·         If you’re a trans person, you could talk about how you would feel knowing that your trans status would not be kept private when you were applying for a job

·         If you are a trans ally, you could talk about why you think trans people deserve privacy around their trans history

Q4: Any other comments: An interested person applying to have a GRC revoked

The Scottish Government is proposing that “a person who has an interest in a gender recognition certificate” could apply to the sheriff to have a GRC revoked on grounds of fraudulent application. It is unclear from the information provided who would constitute “a person who has an interest in a gender recognition certificate”.

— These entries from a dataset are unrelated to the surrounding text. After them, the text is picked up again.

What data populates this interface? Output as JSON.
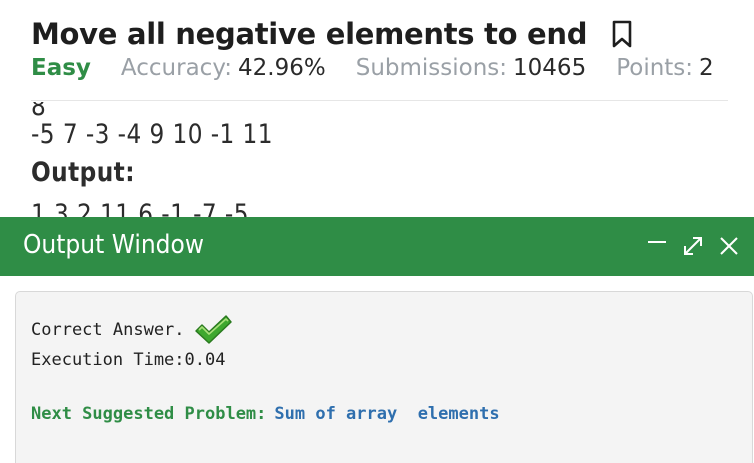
{
  "problem": {
    "title": "Move all negative elements to end",
    "difficulty": "Easy",
    "accuracy_label": "Accuracy:",
    "accuracy_value": "42.96%",
    "submissions_label": "Submissions:",
    "submissions_value": "10465",
    "points_label": "Points:",
    "points_value": "2"
  },
  "body": {
    "cut_top_line": "8",
    "input_line": "-5 7 -3 -4 9 10 -1 11",
    "output_label": "Output:",
    "output_line": "1 3 2 11 6 -1 -7 -5"
  },
  "output_window": {
    "title": "Output Window",
    "result_text": "Correct Answer.",
    "execution_time": "Execution Time:0.04",
    "next_label": "Next Suggested Problem:",
    "next_link": "Sum of array  elements"
  },
  "colors": {
    "brand_green": "#2f8d46",
    "link_blue": "#2f6fae"
  },
  "icons": {
    "bookmark": "bookmark-icon",
    "minimize": "minimize-icon",
    "expand": "expand-icon",
    "close": "close-icon",
    "check": "checkmark-icon"
  }
}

We will be asking the Scottish Government to provide greater clarity around this aspect of the draft Bill. We would not want individuals to be able to make frivolous applications to the sheriff to revoke a trans person’s GRC. Such a process might be used by an unsupportive family member, or an ex-spouse, to cause greater difficulty and distress for a trans person whom they would prefer had not obtained legal gender recognition. It is important that any process by which an individual could apply to have another person’s GRC revoked was sensible and limited in who would be considered “a person who has an interest in a gender recognition certificate”.

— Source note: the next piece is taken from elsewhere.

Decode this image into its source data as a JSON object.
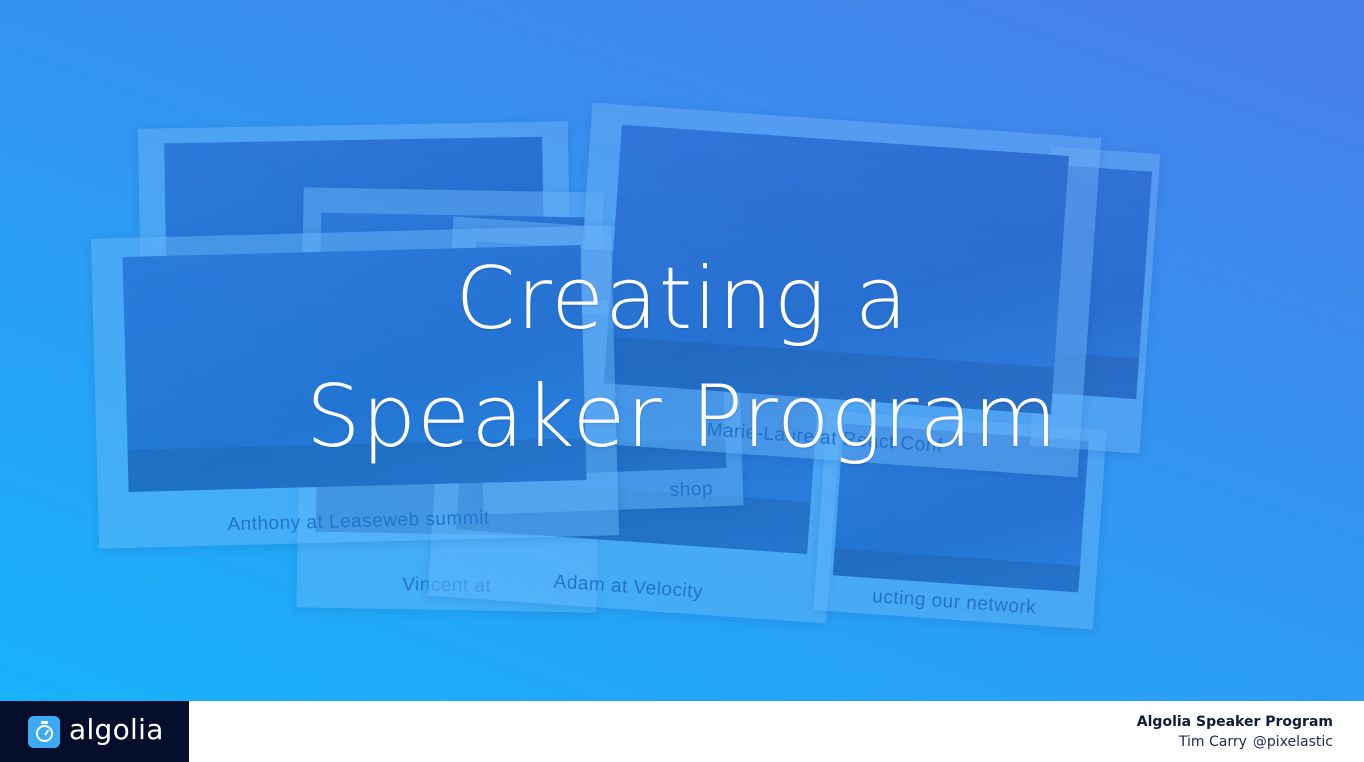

We encourage everyone to respond, and in particular:

·         If you are a trans person, you may want to leave a comment explaining why you feel that it would be unfair for various individuals to be able to apply to have your GRC revoked

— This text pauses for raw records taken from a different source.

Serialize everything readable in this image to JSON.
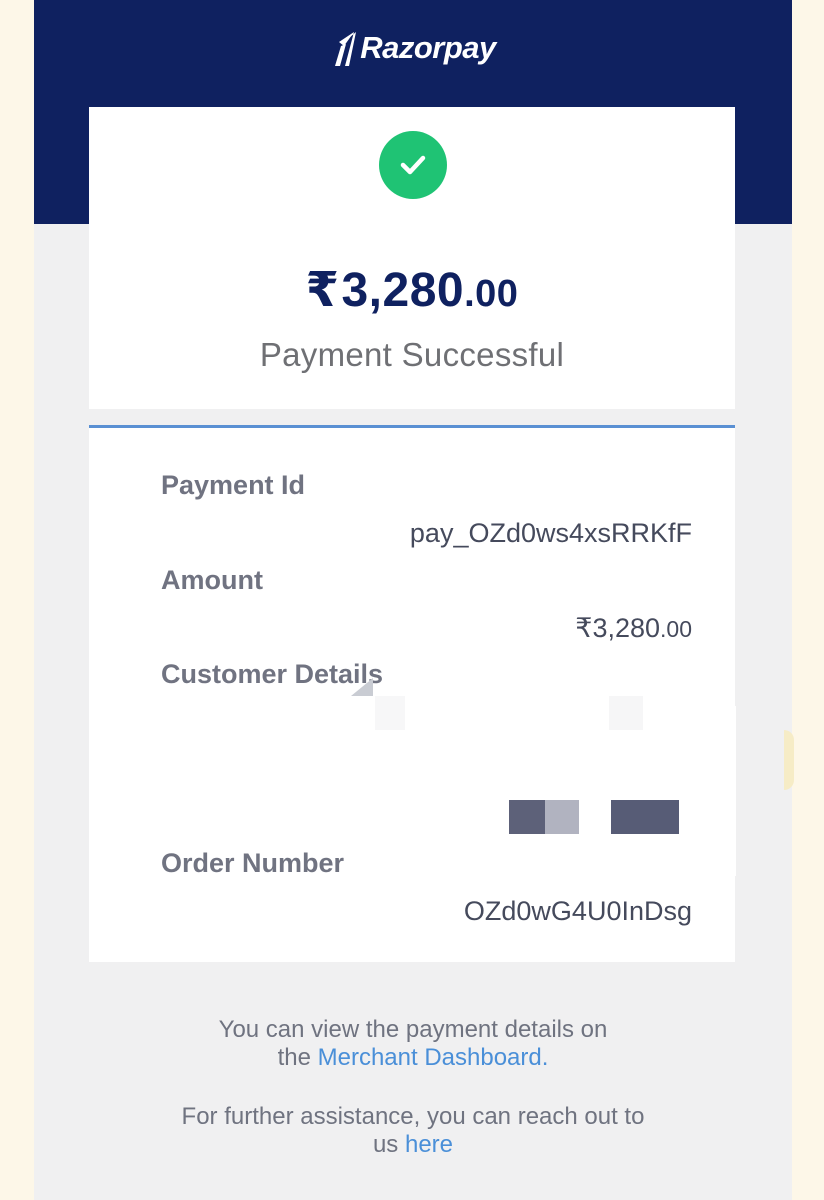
{
  "brand": {
    "name": "Razorpay",
    "logo_icon": "razorpay-logo-icon"
  },
  "colors": {
    "header": "#0f2160",
    "success": "#1fc374",
    "link": "#4a8fd8",
    "divider": "#5a90d3"
  },
  "summary": {
    "status_icon": "check-circle-icon",
    "currency": "₹",
    "amount_main": "3,280",
    "amount_paise": ".00",
    "status": "Payment Successful"
  },
  "details": {
    "payment_id_label": "Payment Id",
    "payment_id": "pay_OZd0ws4xsRRKfF",
    "amount_label": "Amount",
    "amount_main": "₹3,280",
    "amount_paise": ".00",
    "customer_label": "Customer Details",
    "order_label": "Order Number",
    "order_number": "OZd0wG4U0InDsg"
  },
  "footer": {
    "dashboard_prefix": "You can view the payment details on",
    "dashboard_the": "the",
    "dashboard_link": "Merchant Dashboard.",
    "assist_prefix": "For further assistance, you can reach out to",
    "assist_us": "us",
    "assist_link": "here"
  }
}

Q4: Any other comments: Ordinarily Resident

 

The Scottish Government is proposing that anyone with a birth or adoption certificate from Scotland, or anyone who is ordinarily resident in Scotland, will be able to apply for a Gender Recognition Certificate.

Requiring someone to be ‘ordinarily resident’ in Scotland may prevent asylum seekers and refugees, or other people without current, valid leave to remain who are in Scotland, from being able to apply for a GRC. We will be calling on the Scottish Government to ensure that no one is unfairly blocked from being able to apply for a GRC.

 

Q5: Impact of reform on other groups

The Scottish Government wants to know if you think the Bill could impact on anyone else.

We will be telling the Scottish Government that this Bill will not have a detrimental impact on anyone else’s rights. The only thing that the Bill covers is how trans people’s birth certificates are changed, which impacts the level of privacy they are entitled to, such as when getting a job or marrying, and how they are recognised after death.

Access to single-sex spaces and facilities, such as toilets, changing rooms, and women-only services will not be impacted. Nobody is required to show a birth certificate to prove their eligibility for these spaces or services now, and this will not change. In fact, much of the women’s sector in Scotland has been including trans women in their women’s services for a decade, with no reported difficulties.

Remember that how someone applies for gender recognition – or whether their birth certificate matches who they are – does not impact on their access to single sex spaces, or anything else that does not require a birth certificate. Trans people can already change the sex on their passports and medical records by statutory declaration as soon as they start living as who they are.

We encourage everyone to respond, and in particular:

·         If you’re a trans person, you could talk about the importance of already being able to use single-sex services that match your identity, regardless of your birth certificate

·         If you’re a service provider, you could talk about how these reforms would not change how you provide services to trans people

·         If you’re a trans ally, you could talk about why you support trans people’s rights and why you don’t feel they impact on your own rights